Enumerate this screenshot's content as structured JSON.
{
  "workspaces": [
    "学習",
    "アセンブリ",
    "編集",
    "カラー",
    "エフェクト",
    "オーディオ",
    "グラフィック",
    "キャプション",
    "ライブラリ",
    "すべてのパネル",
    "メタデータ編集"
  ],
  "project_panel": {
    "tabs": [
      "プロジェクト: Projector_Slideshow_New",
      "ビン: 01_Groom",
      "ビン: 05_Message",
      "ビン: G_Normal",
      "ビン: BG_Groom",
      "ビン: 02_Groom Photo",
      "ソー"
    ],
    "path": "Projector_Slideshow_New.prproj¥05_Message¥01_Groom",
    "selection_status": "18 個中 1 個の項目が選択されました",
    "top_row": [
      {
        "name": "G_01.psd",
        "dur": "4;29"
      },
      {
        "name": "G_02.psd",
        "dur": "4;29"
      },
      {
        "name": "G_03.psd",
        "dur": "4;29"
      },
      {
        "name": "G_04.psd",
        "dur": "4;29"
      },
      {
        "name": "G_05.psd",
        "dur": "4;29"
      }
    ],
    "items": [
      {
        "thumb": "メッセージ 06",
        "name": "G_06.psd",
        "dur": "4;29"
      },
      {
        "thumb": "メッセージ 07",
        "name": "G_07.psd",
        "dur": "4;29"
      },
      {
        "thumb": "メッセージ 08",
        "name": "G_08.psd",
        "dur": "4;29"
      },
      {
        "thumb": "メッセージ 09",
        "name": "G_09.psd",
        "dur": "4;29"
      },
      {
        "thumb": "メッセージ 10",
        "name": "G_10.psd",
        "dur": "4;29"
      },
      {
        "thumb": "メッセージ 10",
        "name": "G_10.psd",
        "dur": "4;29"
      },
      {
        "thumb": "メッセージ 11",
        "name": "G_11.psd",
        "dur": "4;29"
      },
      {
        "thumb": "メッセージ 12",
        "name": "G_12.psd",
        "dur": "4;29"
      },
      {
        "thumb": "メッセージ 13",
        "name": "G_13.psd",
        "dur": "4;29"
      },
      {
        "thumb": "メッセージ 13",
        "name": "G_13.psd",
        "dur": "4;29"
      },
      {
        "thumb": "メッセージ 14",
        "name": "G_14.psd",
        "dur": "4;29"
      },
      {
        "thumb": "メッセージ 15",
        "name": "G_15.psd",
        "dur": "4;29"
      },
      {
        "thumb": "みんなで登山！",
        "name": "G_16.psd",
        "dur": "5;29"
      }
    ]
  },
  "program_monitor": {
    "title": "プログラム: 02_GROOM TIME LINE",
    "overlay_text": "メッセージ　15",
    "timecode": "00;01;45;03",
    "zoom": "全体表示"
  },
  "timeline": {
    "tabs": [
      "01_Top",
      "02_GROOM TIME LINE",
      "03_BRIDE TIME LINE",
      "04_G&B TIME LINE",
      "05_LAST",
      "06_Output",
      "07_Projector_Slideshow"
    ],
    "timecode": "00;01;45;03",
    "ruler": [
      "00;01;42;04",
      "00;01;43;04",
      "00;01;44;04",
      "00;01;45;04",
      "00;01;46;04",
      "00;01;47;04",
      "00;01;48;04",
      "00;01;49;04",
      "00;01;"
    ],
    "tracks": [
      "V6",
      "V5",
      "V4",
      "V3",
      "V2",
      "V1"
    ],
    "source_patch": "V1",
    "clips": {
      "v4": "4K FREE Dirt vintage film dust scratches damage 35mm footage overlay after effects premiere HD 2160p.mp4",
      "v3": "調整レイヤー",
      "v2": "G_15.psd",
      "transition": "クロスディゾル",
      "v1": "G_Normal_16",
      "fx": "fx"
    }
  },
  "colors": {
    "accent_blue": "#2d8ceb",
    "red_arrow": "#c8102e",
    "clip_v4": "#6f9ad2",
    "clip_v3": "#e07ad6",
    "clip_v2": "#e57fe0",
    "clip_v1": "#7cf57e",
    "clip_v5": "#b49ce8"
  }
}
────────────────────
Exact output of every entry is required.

Enumerate this screenshot's content as structured JSON.
{
  "workspaces": [
    "学習",
    "アセンブリ",
    "編集",
    "カラー",
    "エフェクト",
    "オーディオ",
    "グラフィック",
    "キャプション",
    "ライブラリ",
    "すべてのパネル",
    "メタデータ編集"
  ],
  "project_panel": {
    "tabs": [
      "プロジェクト: Projector_Slideshow_New",
      "ビン: 01_Groom",
      "ビン: 05_Message",
      "ビン: G_Normal",
      "ビン: BG_Groom",
      "ビン: 02_Groom Photo",
      "ソー"
    ],
    "path": "Projector_Slideshow_New.prproj¥05_Message¥01_Groom",
    "selection_status": "18 個中 1 個の項目が選択されました",
    "top_row": [
      {
        "name": "G_01.psd",
        "dur": "4;29"
      },
      {
        "name": "G_02.psd",
        "dur": "4;29"
      },
      {
        "name": "G_03.psd",
        "dur": "4;29"
      },
      {
        "name": "G_04.psd",
        "dur": "4;29"
      },
      {
        "name": "G_05.psd",
        "dur": "4;29"
      }
    ],
    "items": [
      {
        "thumb": "メッセージ 06",
        "name": "G_06.psd",
        "dur": "4;29"
      },
      {
        "thumb": "メッセージ 07",
        "name": "G_07.psd",
        "dur": "4;29"
      },
      {
        "thumb": "メッセージ 08",
        "name": "G_08.psd",
        "dur": "4;29"
      },
      {
        "thumb": "メッセージ 09",
        "name": "G_09.psd",
        "dur": "4;29"
      },
      {
        "thumb": "メッセージ 10",
        "name": "G_10.psd",
        "dur": "4;29"
      },
      {
        "thumb": "メッセージ 10",
        "name": "G_10.psd",
        "dur": "4;29"
      },
      {
        "thumb": "メッセージ 11",
        "name": "G_11.psd",
        "dur": "4;29"
      },
      {
        "thumb": "メッセージ 12",
        "name": "G_12.psd",
        "dur": "4;29"
      },
      {
        "thumb": "メッセージ 13",
        "name": "G_13.psd",
        "dur": "4;29"
      },
      {
        "thumb": "メッセージ 13",
        "name": "G_13.psd",
        "dur": "4;29"
      },
      {
        "thumb": "メッセージ 14",
        "name": "G_14.psd",
        "dur": "4;29"
      },
      {
        "thumb": "メッセージ 15",
        "name": "G_15.psd",
        "dur": "4;29"
      },
      {
        "thumb": "みんなで登山！",
        "name": "G_16.psd",
        "dur": "5;29"
      }
    ]
  },
  "program_monitor": {
    "title": "プログラム: 02_GROOM TIME LINE",
    "overlay_text": "メッセージ　15",
    "timecode": "00;01;45;03",
    "zoom": "全体表示"
  },
  "timeline": {
    "tabs": [
      "01_Top",
      "02_GROOM TIME LINE",
      "03_BRIDE TIME LINE",
      "04_G&B TIME LINE",
      "05_LAST",
      "06_Output",
      "07_Projector_Slideshow"
    ],
    "timecode": "00;01;45;03",
    "ruler": [
      "00;01;42;04",
      "00;01;43;04",
      "00;01;44;04",
      "00;01;45;04",
      "00;01;46;04",
      "00;01;47;04",
      "00;01;48;04",
      "00;01;49;04",
      "00;01;"
    ],
    "tracks": [
      "V6",
      "V5",
      "V4",
      "V3",
      "V2",
      "V1"
    ],
    "source_patch": "V1",
    "clips": {
      "v4": "4K FREE Dirt vintage film dust scratches damage 35mm footage overlay after effects premiere HD 2160p.mp4",
      "v3": "調整レイヤー",
      "v2": "G_15.psd",
      "transition": "クロスディゾル",
      "v1": "G_Normal_16",
      "fx": "fx"
    }
  },
  "colors": {
    "accent_blue": "#2d8ceb",
    "red_arrow": "#c8102e",
    "clip_v4": "#6f9ad2",
    "clip_v3": "#e07ad6",
    "clip_v2": "#e57fe0",
    "clip_v1": "#7cf57e",
    "clip_v5": "#b49ce8"
  }
}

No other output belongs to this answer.